Starting last year, the DOE changed the way it doled out offers, trying to align the number of offers to the number of seats, instead of “over offering” to account for families who would decline offers.

Families that applied but did not receive offers were placed on individual programs’ waitlists, which are managed by the schools.

Families must pre-register at their school to accept an offer by June 16.

As in previous years, District 2 — which spans from TriBeCa to the Village, Chelsea, Gramercy and Upper East Side — had the most test takers vying for kindergarten seats (1,757), the most with high scores (809) and the most offers (339).

Other areas with high-scoring kids included the Upper West Side’s District 3 (396 eligible students), Southwest Brooklyn’s District 20 (315 eligible students) and District 15, which spans from Boerum Hill and Carroll Gardens to Park Slope and Sunset Park (288 students).

There were also new gifted programs added this year in four districts that had none previously: South Bronx's District 7, Crotona Park's District 12, Bedford-Stuyvesant's District 16 and Ocean Hill/Brownsville's District 23. (District 3 also added a G&T program at P.S. 191 for incoming third-graders.)

For these programs, which start in the third grade, families will receive offers later this month, DOE officials said. Students score a seat in these programs based on an evaluation from their teachers rather than the G&T test. 
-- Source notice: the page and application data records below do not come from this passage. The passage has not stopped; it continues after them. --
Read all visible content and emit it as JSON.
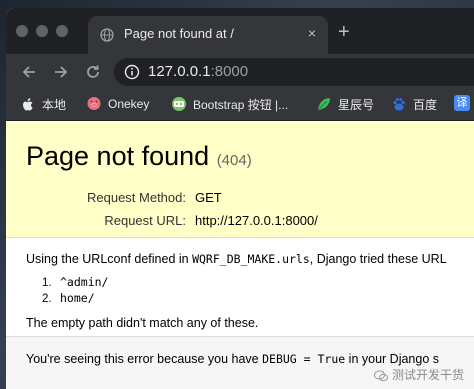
{
  "browser": {
    "tab": {
      "title": "Page not found at /",
      "close_symbol": "×"
    },
    "new_tab_symbol": "+",
    "address": {
      "host": "127.0.0.1",
      "port": ":8000"
    },
    "bookmarks": [
      {
        "label": "本地",
        "icon": "apple-icon",
        "color": "#e8eaed"
      },
      {
        "label": "Onekey",
        "icon": "pig-icon",
        "color": "#e8707e"
      },
      {
        "label": "Bootstrap 按钮 |...",
        "icon": "bootstrap-icon",
        "color": "#7cc46a"
      },
      {
        "label": "星辰号",
        "icon": "leaf-icon",
        "color": "#3cbf5a"
      },
      {
        "label": "百度",
        "icon": "baidu-icon",
        "color": "#2f6de1"
      },
      {
        "label": "译",
        "icon": "translate-icon",
        "color": "#4a8af4"
      }
    ]
  },
  "page": {
    "title": "Page not found",
    "status_code": "(404)",
    "request_method_label": "Request Method:",
    "request_method_value": "GET",
    "request_url_label": "Request URL:",
    "request_url_value": "http://127.0.0.1:8000/",
    "urlconf_prefix": "Using the URLconf defined in ",
    "urlconf_module": "WQRF_DB_MAKE.urls",
    "urlconf_suffix": ", Django tried these URL",
    "patterns": [
      {
        "num": "1.",
        "pattern": "^admin/"
      },
      {
        "num": "2.",
        "pattern": "home/"
      }
    ],
    "empty_path_msg": "The empty path didn't match any of these.",
    "debug_prefix": "You're seeing this error because you have ",
    "debug_code": "DEBUG = True",
    "debug_suffix": " in your Django s"
  },
  "watermark": "测试开发干货"
}
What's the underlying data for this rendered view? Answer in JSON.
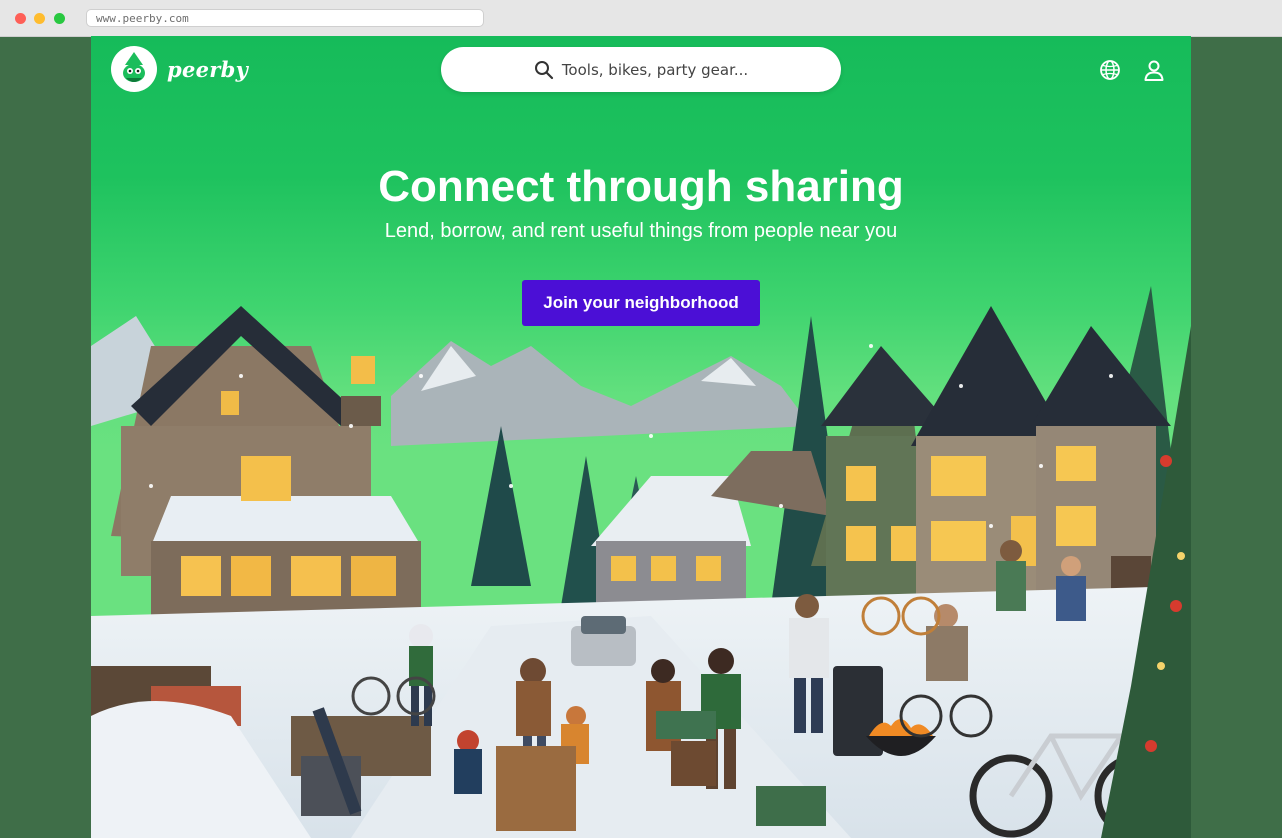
{
  "browser": {
    "url": "www.peerby.com"
  },
  "header": {
    "logo_text": "peerby",
    "search_placeholder": "Tools, bikes, party gear...",
    "icons": [
      "search-icon",
      "globe-icon",
      "user-icon"
    ]
  },
  "hero": {
    "title": "Connect through sharing",
    "subtitle": "Lend, borrow, and rent useful things from people near you",
    "cta_label": "Join your neighborhood"
  },
  "colors": {
    "brand_green": "#16bb5a",
    "cta_purple": "#4b0fd6",
    "outer_background": "#3f6e48"
  }
}
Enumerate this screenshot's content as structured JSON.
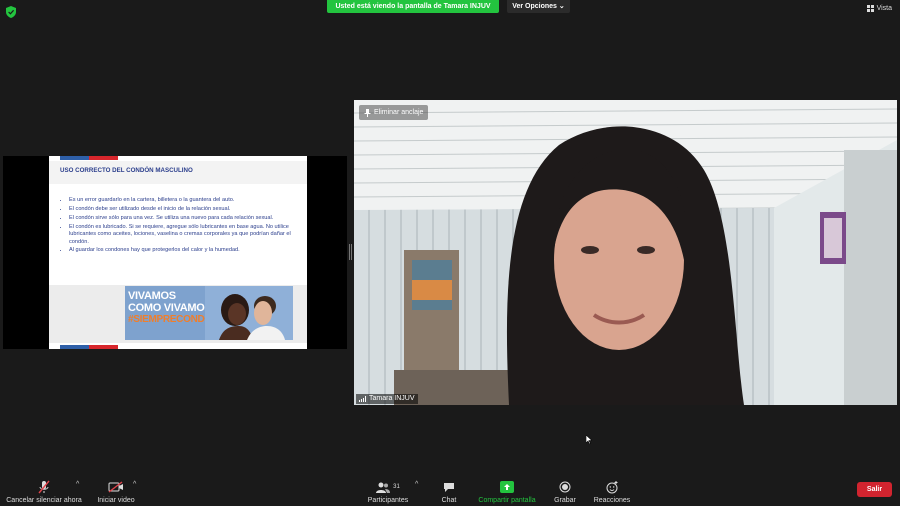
{
  "top": {
    "share_banner": "Usted está viendo la pantalla de Tamara INJUV",
    "view_options": "Ver Opciones",
    "view_options_caret": "⌄",
    "vista": "Vista"
  },
  "slide": {
    "title": "USO CORRECTO DEL CONDÓN MASCULINO",
    "bullets": [
      "Es un error guardarlo en la cartera, billetera o la guantera del auto.",
      "El condón debe ser utilizado desde el inicio de la relación sexual.",
      "El condón sirve sólo para una vez. Se utiliza una nuevo para cada relación sexual.",
      "El condón es lubricado. Si se requiere, agregue sólo lubricantes en base agua. No utilice lubricantes como aceites, lociones, vaselina o cremas corporales ya que podrían dañar el condón.",
      "Al guardar los condones hay que protegerlos del calor y la humedad."
    ],
    "campaign_line1": "VIVAMOS",
    "campaign_line2": "COMO VIVAMOS",
    "campaign_tag": "#SIEMPRECONDON"
  },
  "video": {
    "unpin_label": "Eliminar anclaje",
    "participant_name": "Tamara INJUV"
  },
  "toolbar": {
    "mute_label": "Cancelar silenciar ahora",
    "video_label": "Iniciar video",
    "participants_label": "Participantes",
    "participants_count": "31",
    "chat_label": "Chat",
    "share_label": "Compartir pantalla",
    "record_label": "Grabar",
    "reactions_label": "Reacciones",
    "leave_label": "Salir",
    "caret": "^"
  },
  "colors": {
    "share_green": "#23c43f",
    "leave_red": "#d1242f",
    "slide_blue": "#2b3e8c",
    "campaign_orange": "#f07e2b"
  }
}
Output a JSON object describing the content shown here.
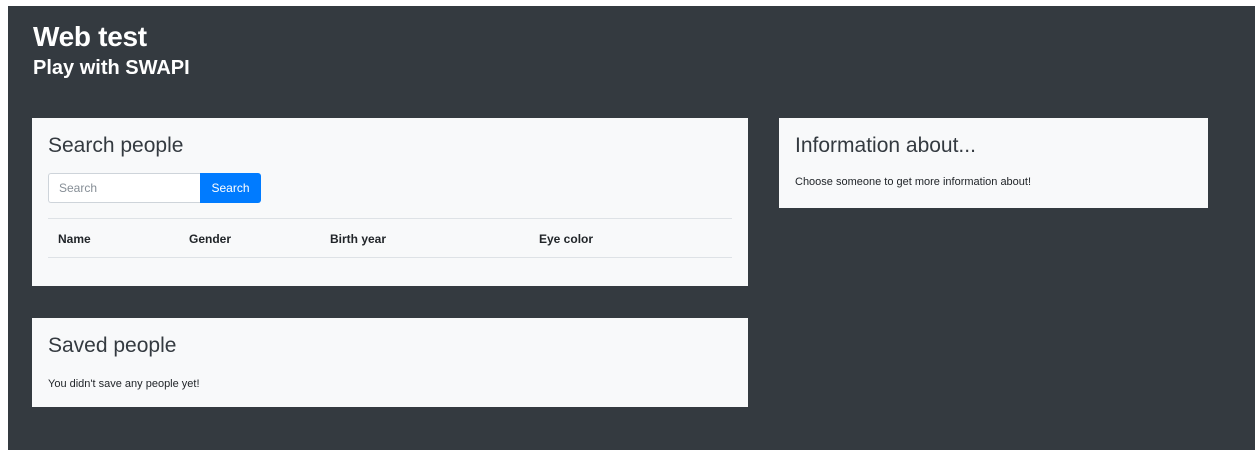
{
  "header": {
    "title": "Web test",
    "subtitle": "Play with SWAPI"
  },
  "search": {
    "heading": "Search people",
    "input_placeholder": "Search",
    "input_value": "",
    "button_label": "Search",
    "table": {
      "columns": [
        "Name",
        "Gender",
        "Birth year",
        "Eye color"
      ],
      "rows": []
    }
  },
  "saved": {
    "heading": "Saved people",
    "empty_text": "You didn't save any people yet!"
  },
  "info": {
    "heading": "Information about...",
    "text": "Choose someone to get more information about!"
  },
  "colors": {
    "background": "#343a40",
    "card": "#f8f9fa",
    "primary": "#007bff"
  }
}
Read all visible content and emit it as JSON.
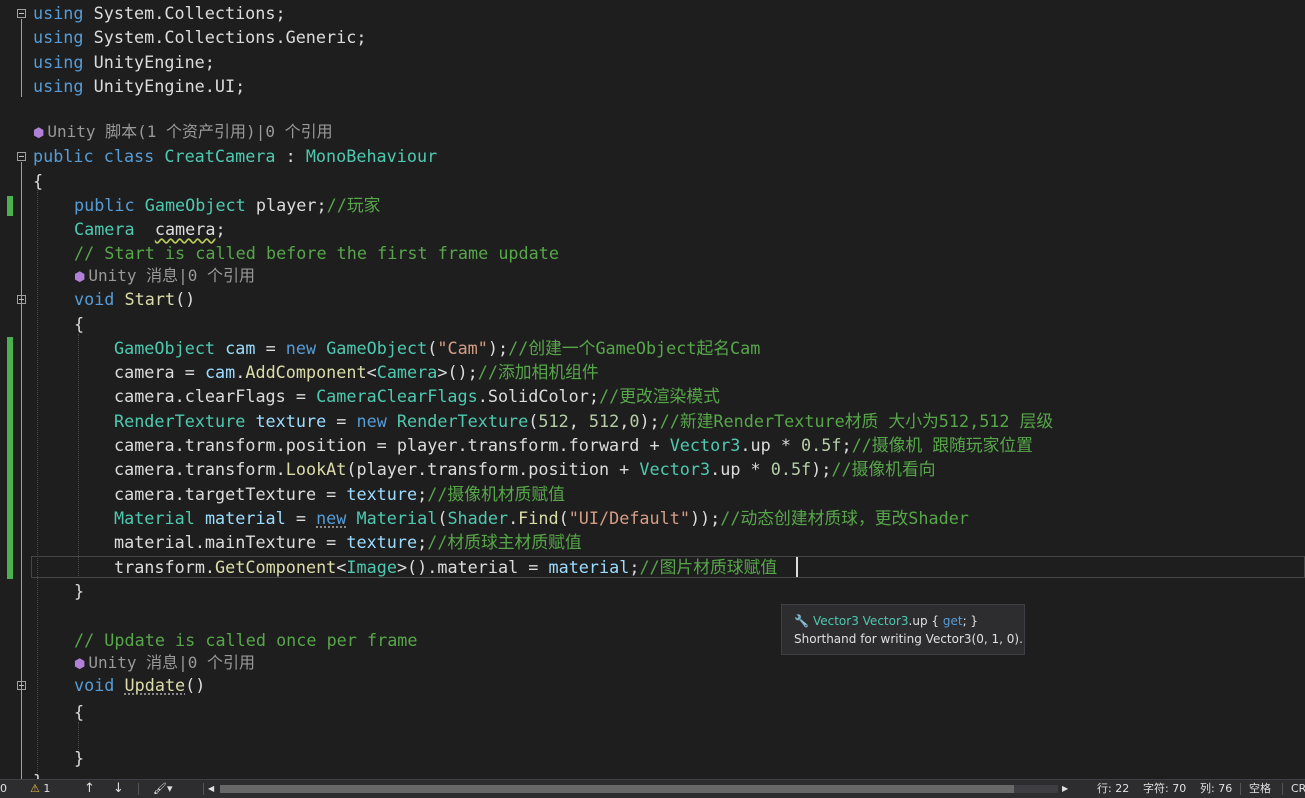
{
  "code": {
    "l1": [
      "using",
      " System.Collections;"
    ],
    "l2": [
      "using",
      " System.Collections.Generic;"
    ],
    "l3": [
      "using",
      " UnityEngine;"
    ],
    "l4": [
      "using",
      " UnityEngine.UI;"
    ],
    "lens_class": "Unity 脚本(1 个资产引用)|0 个引用",
    "l6": [
      "public",
      " ",
      "class",
      " ",
      "CreatCamera",
      " : ",
      "MonoBehaviour"
    ],
    "l7": "{",
    "l8": [
      "public",
      " ",
      "GameObject",
      " player;",
      "//玩家"
    ],
    "l9": [
      "Camera",
      "  ",
      "camera",
      ";"
    ],
    "l10": "// Start is called before the first frame update",
    "lens_start": "Unity 消息|0 个引用",
    "l12": [
      "void",
      " ",
      "Start",
      "()"
    ],
    "l13": "{",
    "l14": [
      "GameObject",
      " ",
      "cam",
      " = ",
      "new",
      " ",
      "GameObject",
      "(",
      "\"Cam\"",
      ");",
      "//创建一个GameObject起名Cam"
    ],
    "l15": [
      "camera",
      " = ",
      "cam",
      ".",
      "AddComponent",
      "<",
      "Camera",
      ">();",
      "//添加相机组件"
    ],
    "l16": [
      "camera.clearFlags = ",
      "CameraClearFlags",
      ".SolidColor;",
      "//更改渲染模式"
    ],
    "l17": [
      "RenderTexture",
      " ",
      "texture",
      " = ",
      "new",
      " ",
      "RenderTexture",
      "(",
      "512",
      ", ",
      "512",
      ",",
      "0",
      ");",
      "//新建RenderTexture材质 大小为512,512 层级"
    ],
    "l18": [
      "camera.transform.position = player.transform.forward + ",
      "Vector3",
      ".up * ",
      "0.5f",
      ";",
      "//摄像机 跟随玩家位置"
    ],
    "l19": [
      "camera.transform.",
      "LookAt",
      "(player.transform.position + ",
      "Vector3",
      ".up * ",
      "0.5f",
      ");",
      "//摄像机看向"
    ],
    "l20": [
      "camera.targetTexture = ",
      "texture",
      ";",
      "//摄像机材质赋值"
    ],
    "l21": [
      "Material",
      " ",
      "material",
      " = ",
      "new",
      " ",
      "Material",
      "(",
      "Shader",
      ".",
      "Find",
      "(",
      "\"UI/Default\"",
      "));",
      "//动态创建材质球，更改Shader"
    ],
    "l22": [
      "material.mainTexture = ",
      "texture",
      ";",
      "//材质球主材质赋值"
    ],
    "l23": [
      "transform.",
      "GetComponent",
      "<",
      "Image",
      ">().material = ",
      "material",
      ";",
      "//图片材质球赋值"
    ],
    "l24": "}",
    "l26": "// Update is called once per frame",
    "lens_update": "Unity 消息|0 个引用",
    "l28": [
      "void",
      " ",
      "Update",
      "()"
    ],
    "l29": "{",
    "l31": "}",
    "l32": "}"
  },
  "tooltip": {
    "type": "Vector3",
    "member": "Vector3",
    "member_name": ".up",
    "accessor_open": " { ",
    "accessor_kw": "get",
    "accessor_close": "; }",
    "description": "Shorthand for writing Vector3(0, 1, 0)."
  },
  "status": {
    "errors": "0",
    "warnings": "1",
    "line": "行: 22",
    "char": "字符: 70",
    "col": "列: 76",
    "spaces": "空格",
    "eol": "CR"
  },
  "colors": {
    "background": "#1e1e1e",
    "keyword": "#569cd6",
    "type": "#4ec9b0",
    "method": "#dcdcaa",
    "variable": "#9cdcfe",
    "comment": "#57a64a",
    "string": "#d69d85",
    "number": "#b5cea8",
    "modified_bar": "#4caf50"
  }
}
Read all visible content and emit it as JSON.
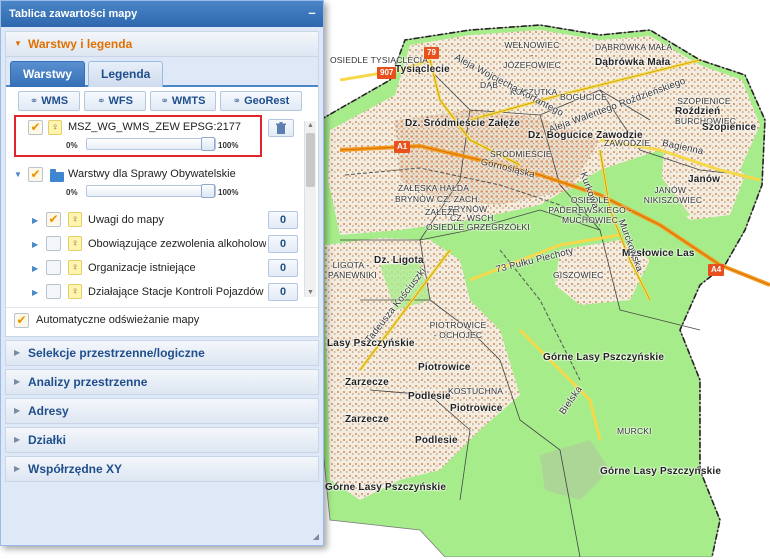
{
  "panel": {
    "title": "Tablica zawartości mapy",
    "collapse_symbol": "–"
  },
  "legend_section": {
    "title": "Warstwy i legenda",
    "tabs": [
      {
        "label": "Warstwy",
        "active": true
      },
      {
        "label": "Legenda",
        "active": false
      }
    ],
    "sources": [
      "WMS",
      "WFS",
      "WMTS",
      "GeoRest"
    ],
    "added_layer": {
      "name": "MSZ_WG_WMS_ZEW EPSG:2177",
      "checked": true,
      "opacity_min_label": "0%",
      "opacity_max_label": "100%",
      "opacity": 1.0
    },
    "group": {
      "name": "Warstwy dla Sprawy Obywatelskie",
      "checked": true,
      "opacity_min_label": "0%",
      "opacity_max_label": "100%",
      "opacity": 1.0
    },
    "layers": [
      {
        "name": "Uwagi do mapy",
        "checked": true,
        "count": "0"
      },
      {
        "name": "Obowiązujące zezwolenia alkoholow",
        "checked": false,
        "count": "0"
      },
      {
        "name": "Organizacje istniejące",
        "checked": false,
        "count": "0"
      },
      {
        "name": "Działające Stacje Kontroli Pojazdów",
        "checked": false,
        "count": "0"
      }
    ],
    "auto_refresh_label": "Automatyczne odświeżanie mapy",
    "auto_refresh_checked": true
  },
  "sections": [
    "Selekcje przestrzenne/logiczne",
    "Analizy przestrzenne",
    "Adresy",
    "Działki",
    "Współrzędne XY"
  ],
  "icons": {
    "collapse": "minus-icon",
    "expand_arrow": "triangle-right-icon",
    "active_arrow": "triangle-down-icon",
    "source_link": "link-icon",
    "checkbox_check": "checkmark-icon",
    "visibility": "lightbulb-icon",
    "folder": "folder-icon",
    "delete": "trash-icon"
  },
  "colors": {
    "header_blue": "#2e67ad",
    "accent_orange": "#e07000",
    "highlight_red": "#e0242c",
    "forest_green": "#a6ec8a",
    "road_yellow": "#f5d94a",
    "motorway_orange": "#f59a1e"
  },
  "map": {
    "labels": [
      "OSIEDLE TYSIĄCLECIA",
      "Tysiąclecie",
      "WEŁNOWIEC - JÓZEFOWIEC",
      "DĄBRÓWKA MAŁA",
      "Dąbrówka Mała",
      "DĄB",
      "KOSZUTKA",
      "BOGUCICE",
      "SZOPIENICE - BURCHOWIEC",
      "Roździeń",
      "Szopienice",
      "Dz. Śródmieście Załęże",
      "Dz. Bogucice Zawodzie",
      "ZAWODZIE",
      "ŚRÓDMIEŚCIE",
      "Janów",
      "JANÓW - NIKISZOWIEC",
      "ZAŁĘSKA HAŁDA",
      "BRYNÓW CZ. ZACH.",
      "BRYNÓW",
      "CZ. WSCH.",
      "ZAŁĘŻE",
      "OSIEDLE PADEREWSKIEGO - MUCHOWIEC",
      "OSIEDLE GRZEGRZÓŁKI",
      "Dz. Ligota",
      "LIGOTA - PANEWNIKI",
      "Mysłowice Las",
      "GISZOWIEC",
      "PIOTROWICE - OCHOJEC",
      "Lasy Pszczyńskie",
      "Górne Lasy Pszczyńskie",
      "Piotrowice",
      "Zarzecze",
      "KOSTUCHNA",
      "Podlesie",
      "MURCKI"
    ],
    "roads": [
      "Aleja Wojciecha Korfantego",
      "Aleja Walentego Roździeńskiego",
      "Bagienna",
      "Górnośląska",
      "73 Pułku Piechoty",
      "Tadeusza Kościuszki",
      "Bielska",
      "Kurkowa",
      "Murckowska"
    ],
    "shields": [
      "79",
      "907",
      "A1",
      "A4"
    ]
  }
}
“We’ll continue to work to ensure equity and excellence for all elementary school students, and Gifted and Talented classes are one option in every district,” DOE spokesman Will Mantell said.